Complete Streets: It’s About More Than Bike Lanes

Over the last four years, New York City has seen a transportation renaissance on its streets, striking a better balance by providing more space for walking, biking, and transit.

As with any departure from the status quo, it can take a while for everyone to grow accustomed to the changes. So Streetfilms decided to look at three of NYC’s most recent re-designs — Columbus Avenue, First and Second Avenues, and Prospect Park West — and show how pedestrians, cyclists, and drivers benefit from safer, calmer streets. We talked to transportation engineers with decades of experience, elected leaders, community board members, people on the street, and business owners to get their take on the new configurations.

The truth is, no matter how hard some media outlets try to spin it otherwise, these new street safety projects have broad community support. And while the story of these changes often gets simplified in the press, the fact is that the benefits of the redesigns go far beyond cycling. A street with a protected bike lane also has less speeding, shorter pedestrian crossings, less lane-shifting and more predictable movements for drivers, and the opportunity to add more trees and plantings. Injuries to pedestrians, cyclists, drivers, and car passengers drop wherever the new designs go in. And on the East Side, these improvements have been paired with dedicated bus-only lanes with camera enforcement, making service more convenient and attractive for thousands of bus riders.

At 11 minutes, this is one of our longest Streetfilms. We cover a lot of ground here, and we hope it’s illuminating no matter what side of the issue you fall on.

ALSO ON STREETSBLOG

Combating the Myth That Complete Streets Are Too Expensive

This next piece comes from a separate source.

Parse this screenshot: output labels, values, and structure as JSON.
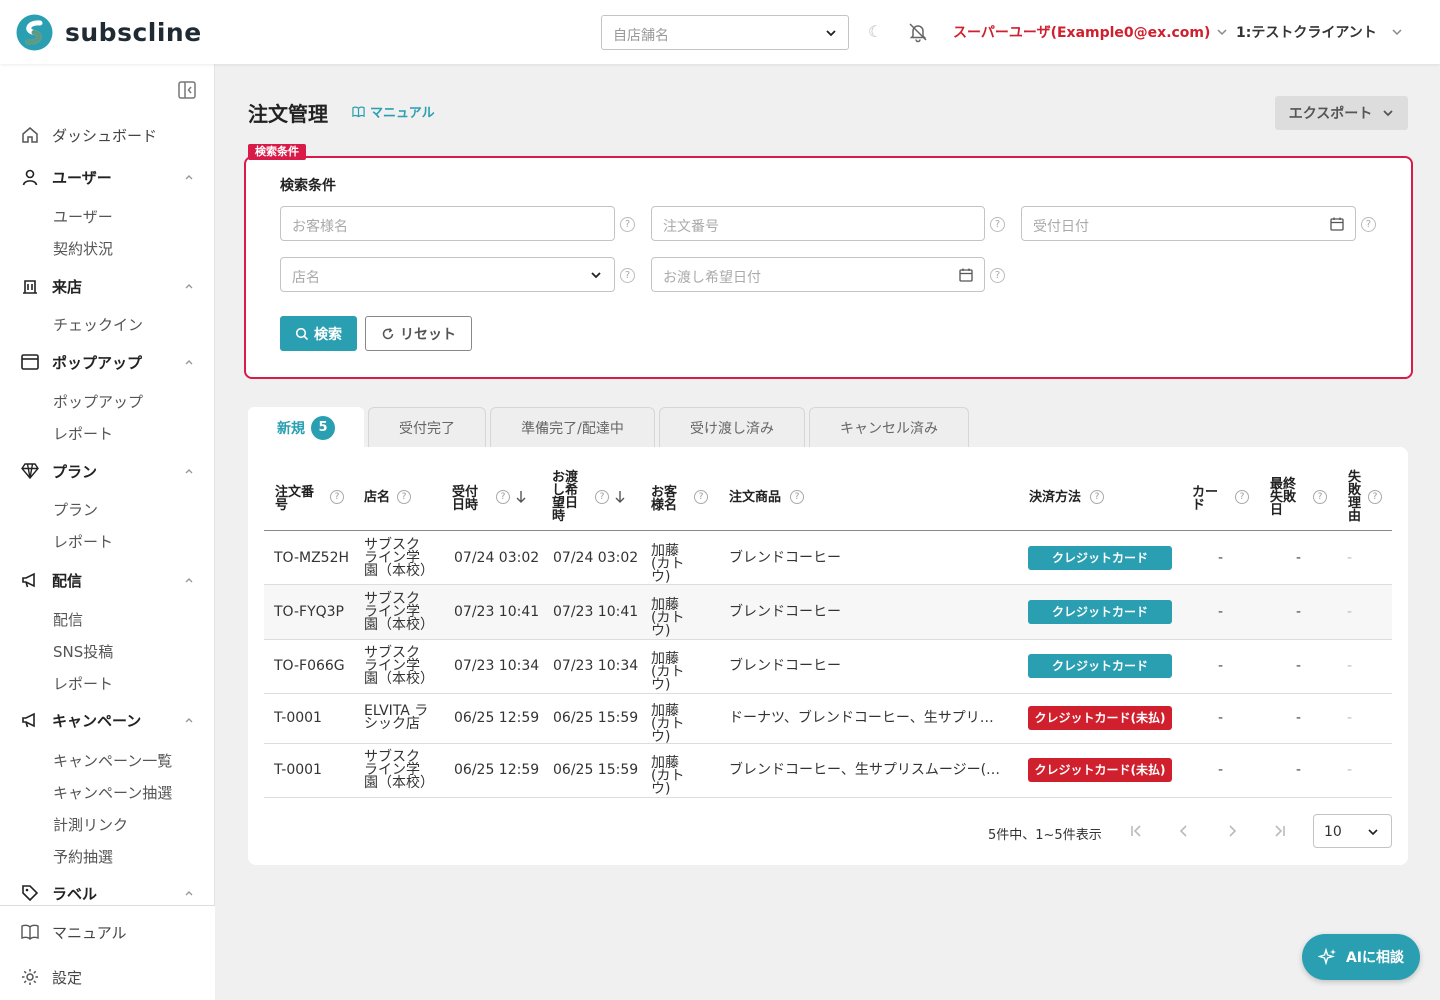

|
Live in a town where bicyclists and pedestrians are personas non grata and buses get stuck in automobile congestion? Do you put on your walking boots only to find that your city’s street design conveys the message, “These roads were made for driving?” It’s time for a complete streets upgrade, then – but often, when […]

Rethinking Soho

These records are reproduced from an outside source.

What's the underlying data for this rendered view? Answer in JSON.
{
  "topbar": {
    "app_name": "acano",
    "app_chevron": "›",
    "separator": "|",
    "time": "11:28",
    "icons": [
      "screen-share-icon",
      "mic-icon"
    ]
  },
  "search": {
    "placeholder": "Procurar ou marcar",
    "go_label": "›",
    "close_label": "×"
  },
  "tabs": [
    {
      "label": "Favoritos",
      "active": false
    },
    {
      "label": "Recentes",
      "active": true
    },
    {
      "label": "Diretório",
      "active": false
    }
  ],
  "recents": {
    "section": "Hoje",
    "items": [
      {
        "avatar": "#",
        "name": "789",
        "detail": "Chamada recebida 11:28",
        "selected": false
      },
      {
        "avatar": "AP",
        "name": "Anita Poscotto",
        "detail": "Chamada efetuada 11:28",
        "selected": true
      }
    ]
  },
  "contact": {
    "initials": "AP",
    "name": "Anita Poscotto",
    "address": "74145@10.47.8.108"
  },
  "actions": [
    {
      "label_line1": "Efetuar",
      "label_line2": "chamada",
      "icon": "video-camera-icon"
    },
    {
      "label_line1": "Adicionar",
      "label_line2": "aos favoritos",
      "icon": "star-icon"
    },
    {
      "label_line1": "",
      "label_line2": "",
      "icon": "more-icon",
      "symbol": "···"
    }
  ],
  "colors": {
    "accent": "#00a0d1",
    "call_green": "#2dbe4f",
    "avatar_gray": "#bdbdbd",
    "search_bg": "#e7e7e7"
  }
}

|
A Porsche, an ambulette, Paul Steely White, Bruce Schaller and a vendor compete for street space in Soho Crowded shoppers and residents want more sidewalk space in Soho and they would be happy to give up some of the area’s parking space to get it, according to a study released today by Transportation Alternatives (Download […]

How to Write a Complete Streets Policy

|
Step one: Do it like Indianapolis. Of the 130 complete streets policies passed in 2012, the one passed by Indianapolis gets the highest score in a new ranking by Smart Growth America and its National Complete Streets Coalition. “The Complete Streets movement fundamentally redefines what a street is intended to do, what goals a transportation […]